T-65 X-Wing Fighter facebook



As a Star Wars “fanatic,” as my family and friends call me, I can never get enough of all things Star Wars. The collection is vast; pens, coffee mugs, puzzles, t-shirts, games; the whole movie collection on Blu-ray (finally!). Could you keep it down, the Clone Wars is on. Let’s not forget the Lightsaber collection and the Darth Vader costume in my closet. Of course, I have a second life in the ‘Old Republic’ as a Jedi Counselor. That's just scratching the surface. I was one of those kids who ditched school and spent the day at the theater watching ‘A New Hope’ over and over until I had to go home and act like I was at school all day. Some would say I’m out of control, but I’m not alone.

Years later, I realized what it was about this movie, (A New Hope) that transfixed me. It was a simple story; a farm boy rescues a princess and saves the galaxy. Not a big deal for a kid who grew up in the Star Trek era; (All hail Gene Roddenberry). The story was just a canvas, and on that canvas George Lucas painted images that we had never seen before. Images that grabbed you and took you somewhere you had only dreamed of until then. It was a place that could only have been, “In a galaxy far, far away.”

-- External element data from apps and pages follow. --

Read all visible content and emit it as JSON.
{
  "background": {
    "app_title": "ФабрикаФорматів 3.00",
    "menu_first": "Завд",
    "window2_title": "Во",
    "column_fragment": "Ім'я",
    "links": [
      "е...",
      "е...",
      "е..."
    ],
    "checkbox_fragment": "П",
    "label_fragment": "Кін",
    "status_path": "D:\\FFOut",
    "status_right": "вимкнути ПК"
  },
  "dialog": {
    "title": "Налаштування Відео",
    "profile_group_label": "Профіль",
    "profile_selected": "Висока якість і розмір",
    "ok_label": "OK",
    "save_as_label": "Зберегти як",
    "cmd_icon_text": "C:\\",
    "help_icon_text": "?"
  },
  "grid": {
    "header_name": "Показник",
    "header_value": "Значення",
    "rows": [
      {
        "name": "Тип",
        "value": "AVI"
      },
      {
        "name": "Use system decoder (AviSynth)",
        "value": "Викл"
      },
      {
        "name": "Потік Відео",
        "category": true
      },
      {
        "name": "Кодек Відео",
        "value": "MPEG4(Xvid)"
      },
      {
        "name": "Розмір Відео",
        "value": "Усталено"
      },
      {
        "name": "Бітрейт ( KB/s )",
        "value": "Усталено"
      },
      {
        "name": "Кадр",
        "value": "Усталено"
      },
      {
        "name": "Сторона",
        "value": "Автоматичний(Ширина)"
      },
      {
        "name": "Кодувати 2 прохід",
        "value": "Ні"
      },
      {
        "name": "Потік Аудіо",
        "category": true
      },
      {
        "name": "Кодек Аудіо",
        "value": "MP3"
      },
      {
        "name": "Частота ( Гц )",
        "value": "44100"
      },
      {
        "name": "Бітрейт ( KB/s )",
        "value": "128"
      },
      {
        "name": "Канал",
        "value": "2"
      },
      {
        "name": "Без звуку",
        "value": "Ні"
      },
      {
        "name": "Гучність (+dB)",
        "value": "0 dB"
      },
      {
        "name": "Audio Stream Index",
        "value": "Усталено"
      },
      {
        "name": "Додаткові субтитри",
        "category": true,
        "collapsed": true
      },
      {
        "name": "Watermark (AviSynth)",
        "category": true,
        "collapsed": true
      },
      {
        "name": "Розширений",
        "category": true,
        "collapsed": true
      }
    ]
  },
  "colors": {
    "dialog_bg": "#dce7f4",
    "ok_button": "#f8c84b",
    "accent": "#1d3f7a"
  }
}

I went on to become an Architectural Designer, and later into Visual Communications as the Web grew. Through my work, I learned how to draw precise schematics, graphic art, and how to create 3D illustrations. It wasn’t long before I was putting those talents to good use making 3D models of my favorite starships.

From the moment I saw “…S-foils in attack position (I could have sworn he said ‘X’),” I was in love with the X-Wing Fighter.

Star Wars - Lucasfilm Ltd.

My father was in the U.S. Air Force, so I grew up near air bases and dreamed of being a fighter pilot. Here was the ‘baddest’ fighter I had ever seen and it wasn’t long before I was drawing sketches of it. In 1994, I created my first 3D X-Wing model. That model was soon lost due to a hard drive crash. After I recovered, I started another a few years later. I was using AutoCAD for work and decided to try my hand using it to do solid modeling.

My second attempt at solid modeling the X-Wing is in my Old 3D Gallery.
The fuselage was modeled in Rhino and imported into AutoCAD.

Old 3D Gallery

I had done some polygon modeling in 3D Studio (not MAX), and later, surface modeling with 3ds MAX; next to solid modeling, these where cumbersome processes. I soon ran into solid modeling’s limitations and had to abandon the project. I felt I needed to solid model in AutoCAD to achieve the level of detail I was looking for. I did look into other programs like 3ds MAX and Rhino, but with so many years of AutoCAD use under my belt, I wanted to stay in that environment.

My other limit was the amount of reference material available. There are thousands of images on the web of X-Wings; plastic models and studio recreations, 3D models and illustrations. Many are very good, but lack the level of detail I needed. The beauty of the original studio models was that level of detail and it wasn’t until recently that you could find photos of the original models, in high enough resolution to be useful, on the web.

The gold mine for these types of images is the site Modeler’s and Magic Miniatures. After finding these photos I was inspired to pick up this project once again.